Raleigh, N.C. — Groups that support economic development in North Carolina's rural counties say they were stunned to learn they were left out when Gov. Pat McCrory outlined his spending priorities this week.
"Everything we heard was rural areas are going to fully participate, and here we go. Then, we got a budget," said Billy Ray Hall, president of the North Carolina Rural Economic Development Center.
McCrory's proposed 2013-14 budget cuts the Rural Center's appropriation from $16 million to $6 million. It also would remove all $65 million in annual money from Golden LEAF, a Rocky Mount foundation that uses money from the national tobacco litigation settlement to fund economic development projects in poor counties.
"I'm surprised by this," said Dan Gerlach, president of Golden LEAF.
McCrory had previously said he wanted to boost development outside of North Carolina's urban centers.
"Our biggest challenge is to develop a strategy for small towns across North Carolina that have been hit hard by this recession," he said in his State of the State address in January. "We've got to work with the small towns in North Carolina. There are too many people hurting in those small towns."
The Rural Center already works with those towns on infrastructure linked to job creation, such as water and sewer lines at a Caterpillar Inc. equipment plant in Clayton or up-fitting an old Henderson warehouse so Semprius could build solar energy cells.
Hall said such a steep budget cut could prevent the center from helping communities that turn to him when they're close to landing a major employer.
"(They will ask) 'We've got 2,000 jobs, and what can you do?' And I'll say, 'Nothing,'" he said. "What worries me is, are rural communities going to participate in the recovery as they might have?"
If the annual payment from the tobacco settlement is going to go to the state's General Fund instead of to Golden LEAF, the foundation will have to rely solely on investment income from its $750 million portfolio to provide grants, Gerlach said. The organization has funded everything from laptops for schools to a $100 million grant to attract aircraft manufacturer Spirit Aerosystems to Kinston.
"If it's taken away from us, where does this money go to help those communities that are left behind? I don't see it," he said. "This is not the death knell of the foundation.
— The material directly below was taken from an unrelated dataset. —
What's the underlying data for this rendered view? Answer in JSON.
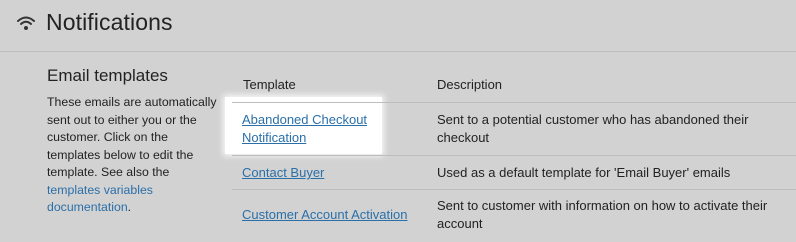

It's simply going to dramatically affect our ability to accomplish some of the objectives that everyone wants to have, which is a more economically prosperous state."
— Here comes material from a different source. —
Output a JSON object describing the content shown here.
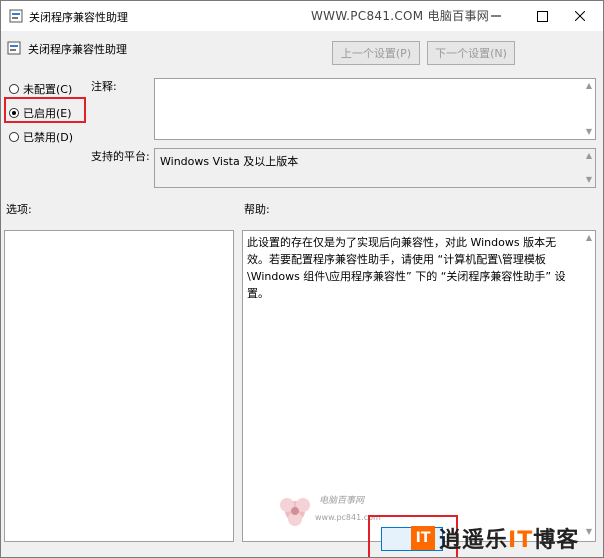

McCrory spokeswoman Kim Genardo praised the work of Golden LEAF and the Rural Center, but she said allowing the governor and lawmakers to "make transparent decisions" with state money is the best way to "fund our highest priorities."
The two organizations also will be addressed as McCrory and Commerce Secretary Sharon Decker overhaul the Department of Commerce to streamline economic development efforts, Genardo said.